‘A picture is worth a thousand words’ – you may say that this is a time-worn adage, but a visit to the exhibitions of Fotofabrika will let you remember it and will convince you that photos are really worth a thousand words. They tell stories, stir emotions, make us think of people’s tragedies, they are evidence of the transitional processes taking place all over the world.
Fotofabrika Festival is an international photography festival held in Sofia, Bulgaria, each fall. Last year in its first edition Fotofabrika showed the protesting man. Accent in this second edition are refugees and socially excluded people. Photographs from around the world direct public attention to the people we do not notice in our everyday life or do not see them – the marginal people.
“Those, who are different.We look at them with superiority, contempt, disdain. We even prefer not to see them. Because they strike us with shame, pity or guilt. Among them there are unemployed, or homeless people, people with diplomas and titles, abandoned loners, people without education, without health, without relatives, people without protection. We leave them in the gray area of no-man’s land, in the backyard of Europe, America, Asia and Africa. We treat them as if they are invisible — conveniently inconspicuous in the smug reel of our commercial times. They aren’t outlaws — the law is out of them.“
The organizers of the festival have tried not just to identify who are the marginal people in our society, but also how the society reacts to them. “We want to say that the exclusion of people we usually do not notice, because they cause us anxiety, is inhumane. We want to say that the marginal man is not just the man who delves into the street trash. ” said Emi Baruh, director of the festival “Fotofabrika” at the opening on September the 9th.
The 50-day-long event includes six photo exhibitions, which will remain in Sofia until the end of October, three photography workshops and a movie forum. The Forum KinoFabrika (Film Factory) titled ‘Useless stories from yesterday’ includes screenings of polemic documentaries made before and after 1989, accompanied by discussions with creators. They will try to answer questions like “Who we are “, “Why is happening to us what happens to us” and “How to live with our own injuries”. Communicating with the documentary films included in the forum Kinofabrika is expected to help us look with new eyes at our lives, to understand what has been kept in silence and to find our way in this sometimes deliberately tangled maze of recent history. At least for some of those who are looking to do so.
The first exhibition , Various Selves by French photographer Pierre Gonnord, presented in the National Art Gallery includes portraits of wanderers, workers, homeless people, immigrants and loners, people from Roma families in Seville, characters from the Venetian Lagoon, residents of the industrial coast of Mestre, and the old ghetto of Cannaregio. The impressive large-scale prints with dramatically lit faces on dark backgrounds recall portraits by Rembrandt, Velázquez or El Greco.

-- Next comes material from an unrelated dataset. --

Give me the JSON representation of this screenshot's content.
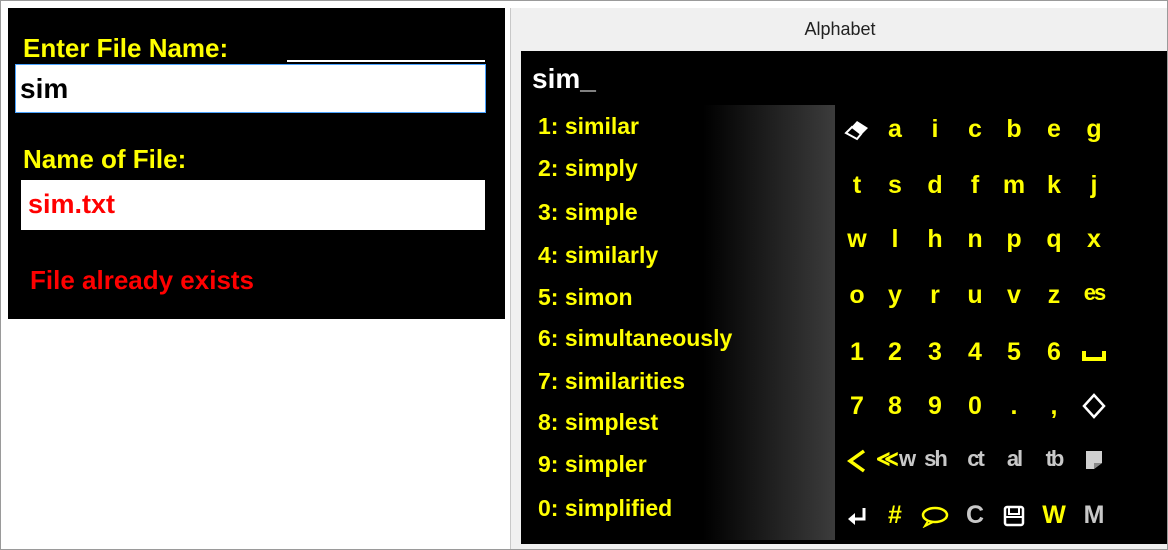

Pierre Gonnord, who has turned the Marginal Man project into a way of life, is recognized as one of the most important social portraitists in Europe. He captures the marginalized and invisible members of society in elegant portraits and explaines that he is interested in individuals belonging to certain groups of people for social reasons, but also with a more universal view, “who were far from the material prosperity and the noise of our uniform urban society. I chose people who shine with a different light and have exceptional energy.”
The Strange Other – the second exhibition from the festival is a sequel of the Marginal Man subject. It is about war confronting people and people hitting the roads of war, about the victims of war that Bulgaria has begun receiving. It is aimed to be an invitation for reflection and a contact with ordinary people who found themselves in unusual situations and also an indirect dialogue between refugees and Bulgarians who had to confront each other, against their own will.
The exhibition shows photographs and video installations of refugees coming from war-torn countries and of villagers from Rozovo, Telish and Kalishte, where refugees have settled. The desire of the team is to let us see not the political, but the purely humane side of the issue – do we have the senses for such people, and if we don’t – have we lost a part of our humanity?
It is important to mention the only more positive exhibition which shows that in this gloomy modern world there are inspiring people – ENDAGERED SPIECES, who alone and quietly go beyond limits that seem impossible to the rest of us. The solo exhibition by Maria Milkova, Grand Prix Winner of last year’s documentary photography contest The Street: States And Conditions poses questions: Can a human be an artist when blind? Can one film without hands? Can one teach in a desolate school, yet create future. The answer is YES.
Seven heart-rending stories locked in 25 frames tell the stories of inspiring people like the country physics teacher who in a desolate school managed to prepare 7 of the 11 international gold medalists of Bulgaria or about the photographer who makes photos without hands. They are endangered species of the human being kind.
Transition first starts from within. In our increasingly visual society photography continues to have enormous power to do infinitely more than document and in an international language understood by everyone. Fotofabrika Festival uses this power and talks to us about what is happening in the world today and how it affects us. And probably will influence the way we accept all these changes, as well as the way we react – hopefully for a better future for all of us.